Some 13 greenhouse gas emissions reduction bills were put up before Congress this past year. Two would impose a carbon tax while 11 include some form of market-based mechanism, the most common being an emissions cap-and-trade system based on allowances for energy and power producers and offset credits generated by large consumers coupled with direct regulation. The Senate is leading the way with the Lieberman-Warner bill, known as America’s Climate Security Act, which is slated for discussion early this year.
The House of Representatives has been much slower than the Senate when it comes to development and debate of climate change legislation, New Carbon Finance notes. The House still awaits two bills from Representative Dingell, one introducing a carbon tax and the other a cap-and-trade system. House members are also waiting on a companion version of the Senate’s Lieberman-Warner bill.
Lieberman-Warner’s “America’s Climate Security Act” is the result of a bi-partisan effort led by the two senators to reconcile the various elements put forward in previous bills and put forward an acceptable compromise that incorporates the best of them. Due to be discussed on the Senate floor in coming months, the analysts consider it as having the best chance of being passed into law.

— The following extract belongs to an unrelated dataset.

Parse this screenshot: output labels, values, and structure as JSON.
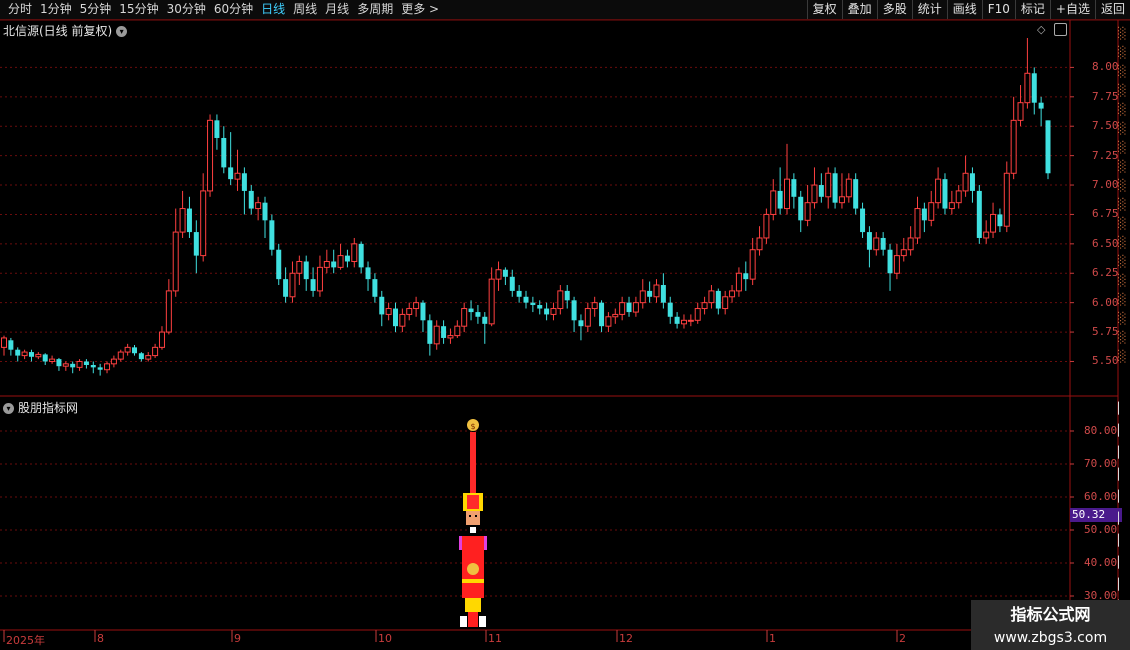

And on the Campaign Trail
Citing the need to achieve genuine climate change mitigation and enhance energy security, Democratic candidates are proposing larger and longer term greenhouse gas emissions reduction targets than their Senate counterparts, according to the New Carbon Finance report. Leading Democratic presidential nominees Senators Clinton and Obama are co-sponsors of the Sanders-Boxer Bill, which aims to reduce emissions by 80% by 2050. They are also both backers of the Lieberman-Warner Bill.
“Republican contenders have been much more cautious and have mostly refrained from calling for specific reduction targets, emphasizing energy security instead,” the analysts write, noting, however, that both John McCain and Mike Huckabee have been the only exceptions. McCain is a co-author of one the Senate’s climate-change bills and Huckabee has come out and stated his support of a federal cap-and-trade system. Though he has not come out in opposition to such a law, Romney, in contrast, appears not to favor any direct emission controls or market-distorting mechanisms.